The church I am currently a part of in Seattle has a class they off annually called Faith and Race. This past Sunday was the first of the three sessions. It began by having our standard three services with a sermon by Dr. Brian Bantum titled “Are We Blind, Too?”, which was about why there is a gap in who sees and who does not see in regards to the racial rifts in our society. Following the services Dr.Bantum kicked off the Faith and Race class by speaking briefly, and then we discussed questions in small groups. This gathering was followed by some smaller breakout sessions on various sub-topics. There were two primary things I took away from last Sunday.

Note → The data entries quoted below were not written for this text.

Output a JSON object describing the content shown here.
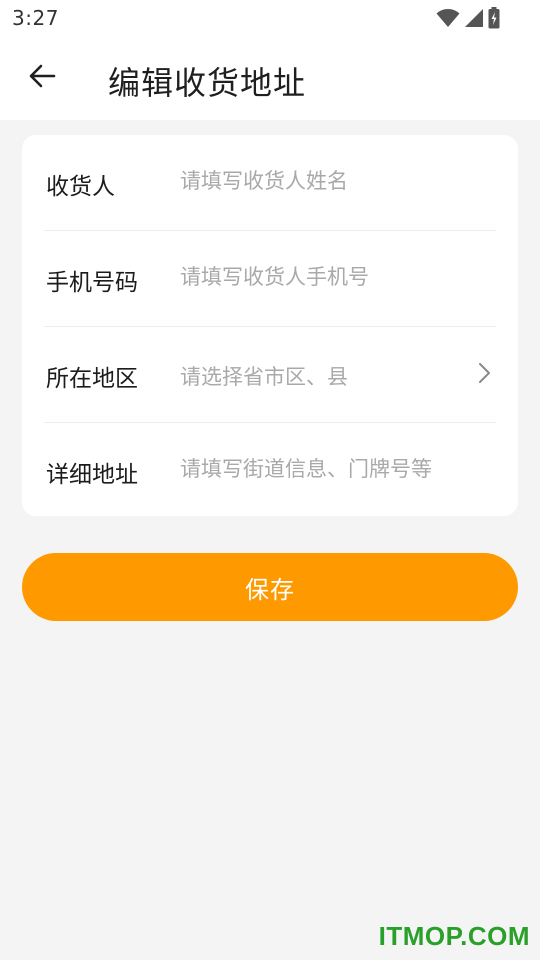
{
  "status_bar": {
    "time": "3:27",
    "icons": [
      "wifi-icon",
      "cell-signal-icon",
      "battery-icon"
    ]
  },
  "header": {
    "title": "编辑收货地址",
    "back_icon": "back-arrow-icon"
  },
  "form": {
    "rows": [
      {
        "label": "收货人",
        "placeholder": "请填写收货人姓名",
        "type": "text"
      },
      {
        "label": "手机号码",
        "placeholder": "请填写收货人手机号",
        "type": "tel"
      },
      {
        "label": "所在地区",
        "placeholder": "请选择省市区、县",
        "type": "select",
        "icon": "chevron-right-icon"
      },
      {
        "label": "详细地址",
        "placeholder": "请填写街道信息、门牌号等",
        "type": "text"
      }
    ]
  },
  "save_button": {
    "label": "保存"
  },
  "watermark": {
    "text": "ITMOP.COM"
  },
  "colors": {
    "accent": "#ff9900",
    "background": "#f5f4f5",
    "card": "#ffffff",
    "placeholder": "#a9a9a9",
    "watermark": "#2aa02a"
  }
}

The first thing I became aware of was the need to know who I am. At one point during his sermon Dr. Bantum said, “Our lives have to risk telling the truth”. People of color face an unequally heavy burden in this country, and if I am going to step in love to be with them and for them, it will require me to speak, act and be in manners and situations that will likely make others uncomfortable. Speaking truth is often met with hostility, fear, and resistance. We see this in lives like Dr. King, Malala Yousafzai, Mohandas Gandhi, Elias Chacour, and the like. As a 21 year-old, I think one of the most necessary things I need to do in the present to embody spaces of systematic tension is to know who I am. To be the first to speak, to stand alone in a room of like-faced people, and to refuse to leave the people of color in my communities to fight this battle in isolation, seems to call for intrapersonal durability and spiritual resilience. Being in a time of identity formation means that neither of these tend to come easily, but also that I need to be cultivating them as I grow. We need to be deeply rooted in who God calls us to be, people of justice, mercy and humility, so that we can see and speak truthfully, in spite of the cost. Who I am shapes the way I love.
The second thing I learned is that who I listen to matters. White voices, males voices, wealthy voices, and articulate voices are typically offered a more receptive ear than other voices. Last Sunday someone made the comment, “It takes power to speak to power”. If my particularity is one that has historically been afforded power and privilege, then why not flip “it takes power to speak to power” on its head by intentionally listening to those who have no power to speak. This means reading books, listening to lectures, watching movies, and seeing lives that are told from the perspective of people of color, women, the poor, and those who are generally marginalized. We are shaped by what we consume, so by only consuming stories told by those that look and sound like me, then I am perpetuating a flow of power that is hurtful to those who do not look and sound like me. The voices I listen to shape who I am.
Here is the sermon from last Sunday. I encourage you to watch it and earnestly ask yourself the question; are we blind too?
Spoiler, the answer is yes.